Small-box retailers such as dollar stores are being required by more and more communities with no grocery stores to carry some fresh foods.
In Oklahoma City, the Wall Street Journal reports the city council is considering a plan requiring new retailers in the area to designate at least 500 square feet of space to fresh food.
CNN Business published a story recently called “Dollar stores are everywhere. That’s a problem for poor Americans.”
The article notes rising numbers of dollar stores upset some politicans who believe the discount chains “stifle local competition and limit poor communities’ access to healthy food.
Dollar General and Dollar Tree combine for more than 30,000 stores throughout the U.S. and company officials believe there is room in the market for many thousands more. By way of contrast, Walmart has a paltry 4,700 stores, according to the article.
The USDA offers a visualization of food deserts online in a tool known as the Food Environment Atlas. The Wall Street Journal reports the USDA estimates that 39 million people, or 12.8 percent of the population live in food deserts, with few fresh food choices close by and access to transportation is limited.
As a way to counter the effect of food deserts, the USDA also is involves the Healthy Food Finacing Initiative, which distributes some grants to improve fresh food access in under-served communities.
Recent publicity about dollar stores adding fresh produce may be overstated. The Wall Street Journal notes that soon, 650 Dollar General locations will sell produce. However, this is still only just 4.1 percent of the company’s 16,000 stores.
States have been engaged with the issue as well but have tended toward the carrot more than the stick:
- Nevada lawmakers last year supported legislation providing providing for tax credits for businesses investing in certain fresh food retailers based in underserved communities and similar areas;
- A Mississippi bill was passed and signed by the governor last year known as the Small Business and Grocer Investment Act” aiming to provide “dedicated source of financing for healthy food retailers operating in underserved communities in Mississippi, in both urban and rural areas, to increase access to affordable healthy food so as to improve diets and health; to promote the sale and consumption of fresh fruits and vegetables, in natural and/or frozen form, particularly those that are Mississippi grown and to support expanded economic opportunities in low-income and rural communities.”
- New Jersey has a similar bill encouraging more fresh produce consumption.
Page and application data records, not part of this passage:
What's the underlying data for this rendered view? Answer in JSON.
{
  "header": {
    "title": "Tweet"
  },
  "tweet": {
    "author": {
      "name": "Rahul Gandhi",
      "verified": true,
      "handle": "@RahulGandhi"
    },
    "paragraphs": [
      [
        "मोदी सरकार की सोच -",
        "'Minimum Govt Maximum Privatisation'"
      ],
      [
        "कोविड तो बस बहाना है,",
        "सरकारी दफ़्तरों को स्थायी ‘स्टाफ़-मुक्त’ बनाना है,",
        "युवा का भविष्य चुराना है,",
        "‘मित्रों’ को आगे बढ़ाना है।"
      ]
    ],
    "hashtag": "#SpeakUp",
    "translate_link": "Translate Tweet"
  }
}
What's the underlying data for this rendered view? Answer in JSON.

A summary of the legislation titled The Healthy Small Food Retailer Acts seeks to provide support to small food retailers operating in the Garden State, in both urban and rural areas, to sell more fresh fruits and vegetables and other healthy foods at affordable prices to neighborhood residents in an effort to improve the health and wellness of all New Jerseyans.
Finally, CNN Business had an opinion piece by Darya Minovi called “Dollar General isn’t doing enough to bring healthy food to low-income Americans.”
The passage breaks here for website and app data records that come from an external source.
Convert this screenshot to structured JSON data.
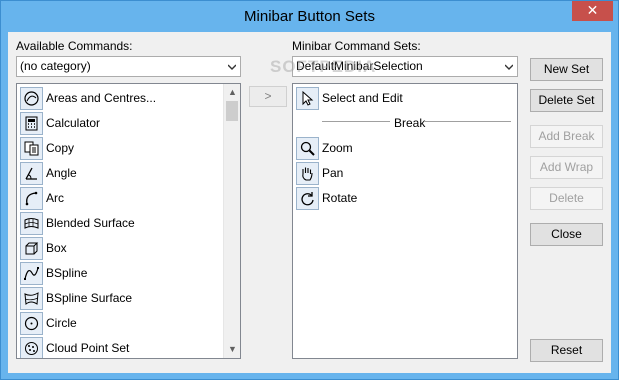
{
  "window": {
    "title": "Minibar Button Sets",
    "close_glyph": "✕"
  },
  "available": {
    "label": "Available Commands:",
    "category": "(no category)",
    "items": [
      {
        "label": "Areas and Centres...",
        "icon": "areas-centres-icon"
      },
      {
        "label": "Calculator",
        "icon": "calculator-icon"
      },
      {
        "label": "Copy",
        "icon": "copy-icon"
      },
      {
        "label": "Angle",
        "icon": "angle-icon"
      },
      {
        "label": "Arc",
        "icon": "arc-icon"
      },
      {
        "label": "Blended Surface",
        "icon": "blended-surface-icon"
      },
      {
        "label": "Box",
        "icon": "box-icon"
      },
      {
        "label": "BSpline",
        "icon": "bspline-icon"
      },
      {
        "label": "BSpline Surface",
        "icon": "bspline-surface-icon"
      },
      {
        "label": "Circle",
        "icon": "circle-icon"
      },
      {
        "label": "Cloud Point Set",
        "icon": "cloud-point-set-icon"
      }
    ]
  },
  "transfer": {
    "label": ">"
  },
  "minibar": {
    "label": "Minibar Command Sets:",
    "selected_set": "DefaultMinibarSelection",
    "items": [
      {
        "label": "Select and Edit",
        "icon": "cursor-icon"
      },
      {
        "label": "Break",
        "icon": ""
      },
      {
        "label": "Zoom",
        "icon": "zoom-icon"
      },
      {
        "label": "Pan",
        "icon": "pan-hand-icon"
      },
      {
        "label": "Rotate",
        "icon": "rotate-icon"
      }
    ]
  },
  "buttons": {
    "new_set": "New Set",
    "delete_set": "Delete Set",
    "add_break": "Add Break",
    "add_wrap": "Add Wrap",
    "delete": "Delete",
    "close": "Close",
    "reset": "Reset"
  },
  "watermark": "SOFTPEDIA"
}
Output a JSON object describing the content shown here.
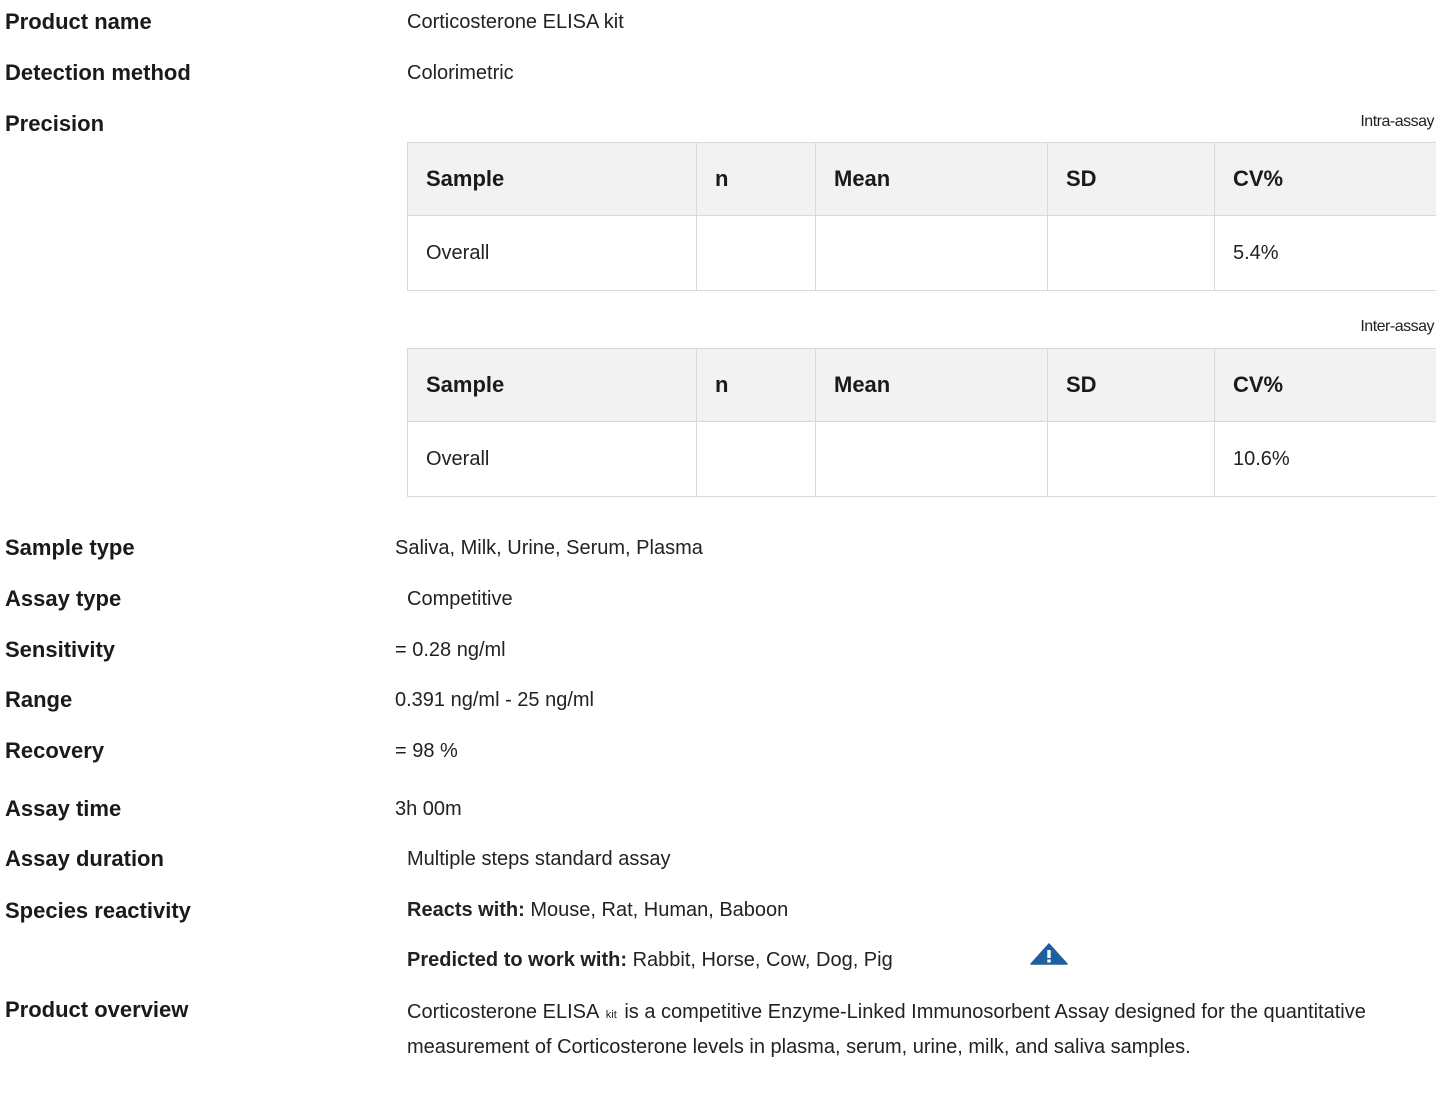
{
  "rows": {
    "product_name": {
      "label": "Product name",
      "value": "Corticosterone ELISA kit"
    },
    "detection_method": {
      "label": "Detection method",
      "value": "Colorimetric"
    },
    "precision": {
      "label": "Precision"
    },
    "sample_type": {
      "label": "Sample type",
      "value": "Saliva, Milk, Urine, Serum, Plasma"
    },
    "assay_type": {
      "label": "Assay type",
      "value": "Competitive"
    },
    "sensitivity": {
      "label": "Sensitivity",
      "value": "= 0.28 ng/ml"
    },
    "range": {
      "label": "Range",
      "value": "0.391 ng/ml - 25 ng/ml"
    },
    "recovery": {
      "label": "Recovery",
      "value": "= 98 %"
    },
    "assay_time": {
      "label": "Assay time",
      "value": "3h 00m"
    },
    "assay_duration": {
      "label": "Assay duration",
      "value": "Multiple steps standard assay"
    },
    "species_reactivity": {
      "label": "Species reactivity",
      "reacts_label": "Reacts with:",
      "reacts_value": "Mouse, Rat, Human, Baboon",
      "predicted_label": "Predicted to work with:",
      "predicted_value": "Rabbit, Horse, Cow, Dog, Pig"
    },
    "product_overview": {
      "label": "Product overview",
      "text_start": "Corticosterone ELISA",
      "text_small": "kit",
      "text_end": "is a competitive Enzyme-Linked Immunosorbent Assay designed for the quantitative measurement of Corticosterone levels in plasma, serum, urine, milk, and saliva samples."
    }
  },
  "precision_tables": {
    "columns": [
      "Sample",
      "n",
      "Mean",
      "SD",
      "CV%"
    ],
    "intra": {
      "caption": "Intra-assay",
      "row": [
        "Overall",
        "",
        "",
        "",
        "5.4%"
      ]
    },
    "inter": {
      "caption": "Inter-assay",
      "row": [
        "Overall",
        "",
        "",
        "",
        "10.6%"
      ]
    }
  },
  "colors": {
    "warning_icon": "#1f5f9e",
    "header_bg": "#f2f2f2",
    "border": "#d9d9d9"
  },
  "icons": {
    "predicted_warning": "warning-triangle-icon"
  }
}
Minovi, a policy associate at the Center for Science in the Public Interest focusing on healthy retail policies, sums up her piece in this way:
“To make a meaningful difference for consumers, Dollar General will need to prioritize fresh produce and more nutritious options. If not, communities will continue to follow the example of places like Tulsa, OK; New Orleans; and Mesquite, TX, which have instituted policies to limit the rapid expansion of dollar stores, given their anticompetitive impacts. The success of America’s fastest-growing food retailer should not come at the expense of Americans’ health.”